**Assigned task**.
Your job is to write out each record exactly, leaving none out.

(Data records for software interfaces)
-- Opening Marker --
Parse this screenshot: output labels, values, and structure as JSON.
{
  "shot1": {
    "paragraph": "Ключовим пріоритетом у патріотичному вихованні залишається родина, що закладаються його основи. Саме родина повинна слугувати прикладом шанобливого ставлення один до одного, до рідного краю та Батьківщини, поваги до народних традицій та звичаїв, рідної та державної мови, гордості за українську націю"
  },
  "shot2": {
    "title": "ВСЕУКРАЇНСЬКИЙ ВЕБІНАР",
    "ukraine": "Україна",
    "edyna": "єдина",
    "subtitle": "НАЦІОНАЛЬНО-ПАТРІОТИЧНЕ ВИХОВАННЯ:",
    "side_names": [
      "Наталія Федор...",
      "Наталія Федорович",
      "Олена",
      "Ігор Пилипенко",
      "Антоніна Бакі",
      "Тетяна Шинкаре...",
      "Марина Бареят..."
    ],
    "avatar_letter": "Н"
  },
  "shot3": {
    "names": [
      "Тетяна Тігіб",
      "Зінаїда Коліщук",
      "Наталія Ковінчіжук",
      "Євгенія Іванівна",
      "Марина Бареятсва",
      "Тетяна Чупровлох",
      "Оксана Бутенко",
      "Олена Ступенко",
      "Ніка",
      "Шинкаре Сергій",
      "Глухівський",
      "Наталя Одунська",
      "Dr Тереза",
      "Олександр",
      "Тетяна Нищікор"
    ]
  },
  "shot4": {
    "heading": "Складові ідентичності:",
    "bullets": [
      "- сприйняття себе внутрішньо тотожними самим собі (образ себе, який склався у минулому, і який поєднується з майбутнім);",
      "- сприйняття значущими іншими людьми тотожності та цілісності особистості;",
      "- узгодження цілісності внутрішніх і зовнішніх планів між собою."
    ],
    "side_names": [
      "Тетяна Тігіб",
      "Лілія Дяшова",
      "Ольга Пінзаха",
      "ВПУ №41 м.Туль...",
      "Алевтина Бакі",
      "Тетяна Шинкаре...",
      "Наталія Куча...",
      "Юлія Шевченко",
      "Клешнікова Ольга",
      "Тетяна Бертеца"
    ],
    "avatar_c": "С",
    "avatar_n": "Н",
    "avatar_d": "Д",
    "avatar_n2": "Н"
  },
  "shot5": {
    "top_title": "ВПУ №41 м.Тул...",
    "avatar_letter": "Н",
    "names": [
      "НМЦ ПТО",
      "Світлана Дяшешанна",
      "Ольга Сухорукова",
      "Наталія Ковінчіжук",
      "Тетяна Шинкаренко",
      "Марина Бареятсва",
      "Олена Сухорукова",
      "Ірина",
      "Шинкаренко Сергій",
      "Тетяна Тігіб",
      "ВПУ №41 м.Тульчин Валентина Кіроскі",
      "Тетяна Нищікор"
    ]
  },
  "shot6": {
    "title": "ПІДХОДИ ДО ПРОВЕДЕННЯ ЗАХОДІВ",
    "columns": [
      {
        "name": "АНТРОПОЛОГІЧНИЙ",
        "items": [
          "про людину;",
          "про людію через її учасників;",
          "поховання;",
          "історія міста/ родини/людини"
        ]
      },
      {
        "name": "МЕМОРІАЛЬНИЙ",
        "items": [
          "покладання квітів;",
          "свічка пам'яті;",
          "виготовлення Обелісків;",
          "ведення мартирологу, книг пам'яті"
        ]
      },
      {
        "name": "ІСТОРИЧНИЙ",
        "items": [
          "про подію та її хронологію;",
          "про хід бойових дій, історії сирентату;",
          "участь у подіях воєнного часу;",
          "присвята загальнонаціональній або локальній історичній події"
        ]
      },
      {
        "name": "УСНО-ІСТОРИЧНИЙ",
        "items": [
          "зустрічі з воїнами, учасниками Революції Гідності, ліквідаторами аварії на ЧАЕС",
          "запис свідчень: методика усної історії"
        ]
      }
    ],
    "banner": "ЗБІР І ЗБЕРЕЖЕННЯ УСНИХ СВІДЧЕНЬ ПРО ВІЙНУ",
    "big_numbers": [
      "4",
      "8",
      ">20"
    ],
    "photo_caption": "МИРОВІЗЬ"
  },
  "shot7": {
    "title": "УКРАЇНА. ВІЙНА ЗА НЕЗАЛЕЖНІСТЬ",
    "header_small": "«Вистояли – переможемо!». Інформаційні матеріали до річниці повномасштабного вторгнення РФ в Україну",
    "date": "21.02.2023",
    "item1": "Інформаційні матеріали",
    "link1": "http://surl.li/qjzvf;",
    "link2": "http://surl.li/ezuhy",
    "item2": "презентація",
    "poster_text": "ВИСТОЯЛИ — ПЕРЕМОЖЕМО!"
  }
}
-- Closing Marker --
**Exercise output**.
Parse this screenshot: output labels, values, and structure as JSON.
{
  "shot1": {
    "paragraph": "Ключовим пріоритетом у патріотичному вихованні залишається родина, що закладаються його основи. Саме родина повинна слугувати прикладом шанобливого ставлення один до одного, до рідного краю та Батьківщини, поваги до народних традицій та звичаїв, рідної та державної мови, гордості за українську націю"
  },
  "shot2": {
    "title": "ВСЕУКРАЇНСЬКИЙ ВЕБІНАР",
    "ukraine": "Україна",
    "edyna": "єдина",
    "subtitle": "НАЦІОНАЛЬНО-ПАТРІОТИЧНЕ ВИХОВАННЯ:",
    "side_names": [
      "Наталія Федор...",
      "Наталія Федорович",
      "Олена",
      "Ігор Пилипенко",
      "Антоніна Бакі",
      "Тетяна Шинкаре...",
      "Марина Бареят..."
    ],
    "avatar_letter": "Н"
  },
  "shot3": {
    "names": [
      "Тетяна Тігіб",
      "Зінаїда Коліщук",
      "Наталія Ковінчіжук",
      "Євгенія Іванівна",
      "Марина Бареятсва",
      "Тетяна Чупровлох",
      "Оксана Бутенко",
      "Олена Ступенко",
      "Ніка",
      "Шинкаре Сергій",
      "Глухівський",
      "Наталя Одунська",
      "Dr Тереза",
      "Олександр",
      "Тетяна Нищікор"
    ]
  },
  "shot4": {
    "heading": "Складові ідентичності:",
    "bullets": [
      "- сприйняття себе внутрішньо тотожними самим собі (образ себе, який склався у минулому, і який поєднується з майбутнім);",
      "- сприйняття значущими іншими людьми тотожності та цілісності особистості;",
      "- узгодження цілісності внутрішніх і зовнішніх планів між собою."
    ],
    "side_names": [
      "Тетяна Тігіб",
      "Лілія Дяшова",
      "Ольга Пінзаха",
      "ВПУ №41 м.Туль...",
      "Алевтина Бакі",
      "Тетяна Шинкаре...",
      "Наталія Куча...",
      "Юлія Шевченко",
      "Клешнікова Ольга",
      "Тетяна Бертеца"
    ],
    "avatar_c": "С",
    "avatar_n": "Н",
    "avatar_d": "Д",
    "avatar_n2": "Н"
  },
  "shot5": {
    "top_title": "ВПУ №41 м.Тул...",
    "avatar_letter": "Н",
    "names": [
      "НМЦ ПТО",
      "Світлана Дяшешанна",
      "Ольга Сухорукова",
      "Наталія Ковінчіжук",
      "Тетяна Шинкаренко",
      "Марина Бареятсва",
      "Олена Сухорукова",
      "Ірина",
      "Шинкаренко Сергій",
      "Тетяна Тігіб",
      "ВПУ №41 м.Тульчин Валентина Кіроскі",
      "Тетяна Нищікор"
    ]
  },
  "shot6": {
    "title": "ПІДХОДИ ДО ПРОВЕДЕННЯ ЗАХОДІВ",
    "columns": [
      {
        "name": "АНТРОПОЛОГІЧНИЙ",
        "items": [
          "про людину;",
          "про людію через її учасників;",
          "поховання;",
          "історія міста/ родини/людини"
        ]
      },
      {
        "name": "МЕМОРІАЛЬНИЙ",
        "items": [
          "покладання квітів;",
          "свічка пам'яті;",
          "виготовлення Обелісків;",
          "ведення мартирологу, книг пам'яті"
        ]
      },
      {
        "name": "ІСТОРИЧНИЙ",
        "items": [
          "про подію та її хронологію;",
          "про хід бойових дій, історії сирентату;",
          "участь у подіях воєнного часу;",
          "присвята загальнонаціональній або локальній історичній події"
        ]
      },
      {
        "name": "УСНО-ІСТОРИЧНИЙ",
        "items": [
          "зустрічі з воїнами, учасниками Революції Гідності, ліквідаторами аварії на ЧАЕС",
          "запис свідчень: методика усної історії"
        ]
      }
    ],
    "banner": "ЗБІР І ЗБЕРЕЖЕННЯ УСНИХ СВІДЧЕНЬ ПРО ВІЙНУ",
    "big_numbers": [
      "4",
      "8",
      ">20"
    ],
    "photo_caption": "МИРОВІЗЬ"
  },
  "shot7": {
    "title": "УКРАЇНА. ВІЙНА ЗА НЕЗАЛЕЖНІСТЬ",
    "header_small": "«Вистояли – переможемо!». Інформаційні матеріали до річниці повномасштабного вторгнення РФ в Україну",
    "date": "21.02.2023",
    "item1": "Інформаційні матеріали",
    "link1": "http://surl.li/qjzvf;",
    "link2": "http://surl.li/ezuhy",
    "item2": "презентація",
    "poster_text": "ВИСТОЯЛИ — ПЕРЕМОЖЕМО!"
  }
}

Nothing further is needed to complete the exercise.